For more info, see writeapicturebook.com
The first page is your chance to make a strong impression with your teen reader! Don’t blow it! New York Times bestselling young adult author Rachel Cohn spoke at the 2011 Southern California SCBWI Writer’s Day event, and shared her list of the top five things you need on page one!
The Five Things To Look For In Your Opening Page:
- This is often said to be indescribable. “I’ll know it when I read it.” Is what we hear over and over.
- Voice is the way you speak on paper.
- Write as if you are talking to a friend.
- Write honestly.
- Don’t write logically. Follow the emotion.
- Imagine a teen in your living room and you are telling them your story. How would you tell it to keep them engaged?
- Read other books! Hear other author’s voices.
- Some of Cohn’s favorite author voices are: Libba Bray, David Levithan, and Patricia McCormick.
- This is similar to tone of voice.
- It is not what is being said but how it is being said.
- This is related to the adjectives you use.
- You need to show the world your characters find themselves in.
- This doesn’t have to be epic world building like Lord of the Rings or high fantasy or dystopian.
- Worlds are smaller. Think about the world created by author Sarah Dessen as an example.
- Communicate how your world works to your reader.
- Think about how your mundane and ordinary world can be seen as extraordinary to a teen.
- Your world needs to feel like paradise before you make it feel like a prison.
4) The Plot
- Outlining is good! It’s really helpful.
- Plot is what happens in the story and the order in which it happens.
- What is in your character’s way?
- What does your character want?
- Do the situations your character gets into get in the way of what they want?

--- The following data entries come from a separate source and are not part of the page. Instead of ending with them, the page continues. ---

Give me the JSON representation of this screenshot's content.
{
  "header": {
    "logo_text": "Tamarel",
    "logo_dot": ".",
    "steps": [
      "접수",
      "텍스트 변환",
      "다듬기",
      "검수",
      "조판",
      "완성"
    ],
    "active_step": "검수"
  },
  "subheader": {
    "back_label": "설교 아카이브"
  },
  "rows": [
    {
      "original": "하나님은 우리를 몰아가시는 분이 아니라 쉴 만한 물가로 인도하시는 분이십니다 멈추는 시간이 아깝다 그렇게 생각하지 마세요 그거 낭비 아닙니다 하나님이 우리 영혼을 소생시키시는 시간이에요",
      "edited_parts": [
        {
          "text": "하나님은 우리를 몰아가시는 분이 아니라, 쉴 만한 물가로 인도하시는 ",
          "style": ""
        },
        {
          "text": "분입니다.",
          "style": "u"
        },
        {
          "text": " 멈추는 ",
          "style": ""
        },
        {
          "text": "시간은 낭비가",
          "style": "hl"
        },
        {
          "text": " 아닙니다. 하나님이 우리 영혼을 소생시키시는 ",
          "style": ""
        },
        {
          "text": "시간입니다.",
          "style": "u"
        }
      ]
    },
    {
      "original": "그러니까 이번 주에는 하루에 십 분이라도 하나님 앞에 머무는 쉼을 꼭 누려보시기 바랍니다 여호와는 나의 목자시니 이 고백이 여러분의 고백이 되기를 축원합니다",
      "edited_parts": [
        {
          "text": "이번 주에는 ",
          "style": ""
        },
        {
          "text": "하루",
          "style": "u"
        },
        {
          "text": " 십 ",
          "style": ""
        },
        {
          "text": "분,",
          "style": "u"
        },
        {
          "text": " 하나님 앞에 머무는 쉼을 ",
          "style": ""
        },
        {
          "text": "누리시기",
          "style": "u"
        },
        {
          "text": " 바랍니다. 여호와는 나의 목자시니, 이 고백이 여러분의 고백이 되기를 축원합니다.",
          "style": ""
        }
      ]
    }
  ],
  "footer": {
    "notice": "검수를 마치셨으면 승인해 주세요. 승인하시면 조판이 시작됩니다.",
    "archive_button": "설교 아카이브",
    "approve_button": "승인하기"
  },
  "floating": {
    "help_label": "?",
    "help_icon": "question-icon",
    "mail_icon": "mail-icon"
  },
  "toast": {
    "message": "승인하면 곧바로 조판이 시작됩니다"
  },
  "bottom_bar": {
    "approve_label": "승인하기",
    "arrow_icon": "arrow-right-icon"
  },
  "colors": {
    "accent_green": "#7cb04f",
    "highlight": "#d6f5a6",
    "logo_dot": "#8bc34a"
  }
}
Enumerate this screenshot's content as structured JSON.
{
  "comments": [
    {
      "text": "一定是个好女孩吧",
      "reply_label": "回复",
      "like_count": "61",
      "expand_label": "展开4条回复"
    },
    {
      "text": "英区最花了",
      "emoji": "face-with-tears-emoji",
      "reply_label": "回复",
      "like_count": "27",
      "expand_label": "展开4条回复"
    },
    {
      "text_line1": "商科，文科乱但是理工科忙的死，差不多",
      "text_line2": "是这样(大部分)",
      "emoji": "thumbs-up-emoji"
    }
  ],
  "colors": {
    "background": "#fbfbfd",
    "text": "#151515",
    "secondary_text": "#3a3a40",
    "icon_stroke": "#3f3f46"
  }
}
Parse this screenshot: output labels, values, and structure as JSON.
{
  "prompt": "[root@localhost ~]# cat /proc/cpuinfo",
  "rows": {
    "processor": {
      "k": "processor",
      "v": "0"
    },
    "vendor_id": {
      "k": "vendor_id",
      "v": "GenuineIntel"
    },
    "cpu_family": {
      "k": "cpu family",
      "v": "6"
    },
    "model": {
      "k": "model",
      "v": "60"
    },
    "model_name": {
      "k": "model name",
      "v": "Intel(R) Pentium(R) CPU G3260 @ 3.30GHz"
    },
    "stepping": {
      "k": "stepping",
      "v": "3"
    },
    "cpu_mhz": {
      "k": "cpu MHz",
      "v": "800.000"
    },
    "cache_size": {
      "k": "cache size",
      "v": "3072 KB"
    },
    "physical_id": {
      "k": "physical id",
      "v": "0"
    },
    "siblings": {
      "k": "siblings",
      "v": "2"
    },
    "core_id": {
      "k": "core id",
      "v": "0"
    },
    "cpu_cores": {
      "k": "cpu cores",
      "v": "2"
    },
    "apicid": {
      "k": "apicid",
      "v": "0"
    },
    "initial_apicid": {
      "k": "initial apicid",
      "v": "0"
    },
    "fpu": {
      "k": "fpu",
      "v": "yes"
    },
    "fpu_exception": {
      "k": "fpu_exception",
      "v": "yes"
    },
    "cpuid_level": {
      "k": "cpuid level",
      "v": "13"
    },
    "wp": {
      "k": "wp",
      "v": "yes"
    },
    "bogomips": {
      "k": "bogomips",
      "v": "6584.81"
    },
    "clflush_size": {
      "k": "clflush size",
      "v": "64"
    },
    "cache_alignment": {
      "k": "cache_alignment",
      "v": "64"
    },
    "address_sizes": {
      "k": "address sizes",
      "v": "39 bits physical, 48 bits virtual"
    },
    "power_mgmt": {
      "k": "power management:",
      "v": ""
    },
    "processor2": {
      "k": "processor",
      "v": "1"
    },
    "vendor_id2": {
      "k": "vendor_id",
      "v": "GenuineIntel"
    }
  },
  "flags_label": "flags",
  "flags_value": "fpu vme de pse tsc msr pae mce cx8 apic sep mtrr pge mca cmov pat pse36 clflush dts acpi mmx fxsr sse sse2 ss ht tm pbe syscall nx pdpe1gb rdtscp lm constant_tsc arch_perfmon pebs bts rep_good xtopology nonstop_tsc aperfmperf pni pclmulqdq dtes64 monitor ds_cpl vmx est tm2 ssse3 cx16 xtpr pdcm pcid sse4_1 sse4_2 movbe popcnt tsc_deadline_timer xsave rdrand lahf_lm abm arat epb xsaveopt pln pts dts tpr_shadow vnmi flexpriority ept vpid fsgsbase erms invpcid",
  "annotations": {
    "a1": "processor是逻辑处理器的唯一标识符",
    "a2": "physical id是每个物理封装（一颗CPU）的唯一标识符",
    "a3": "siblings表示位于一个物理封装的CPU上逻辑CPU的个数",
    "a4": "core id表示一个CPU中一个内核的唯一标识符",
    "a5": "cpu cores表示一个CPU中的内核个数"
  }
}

Rachel shared the first page of three young adult novels which (in her opinion) contain all five elements – Voice, Tone, World, Plot, and Conflict. Pick up these books at your library and see if you agree!
Example 1: The Hunger Games by Susan Collins
- Mention of the Reaping = Tone and Plot
- Story with the Cat = Illustrates (show not tell) the bleakness of the world.
- Establishes the protagonist is a hunter who provides for the family and is loyal.
- The line about love immediately shows tone and conflict.
Example 2: Bumped by Megan McCafferty
- We get the voice from the first line.
- We get the tone from the use of slang and the sense of darkness and mystery. Yet at the same time it’s funny.
- The prosthetic belly tells us information about the world.
- Immediate Conflict = She must get pregnant.
2 Comments on Five Things to Make Your First Page Shine!, last added: 5/26/2011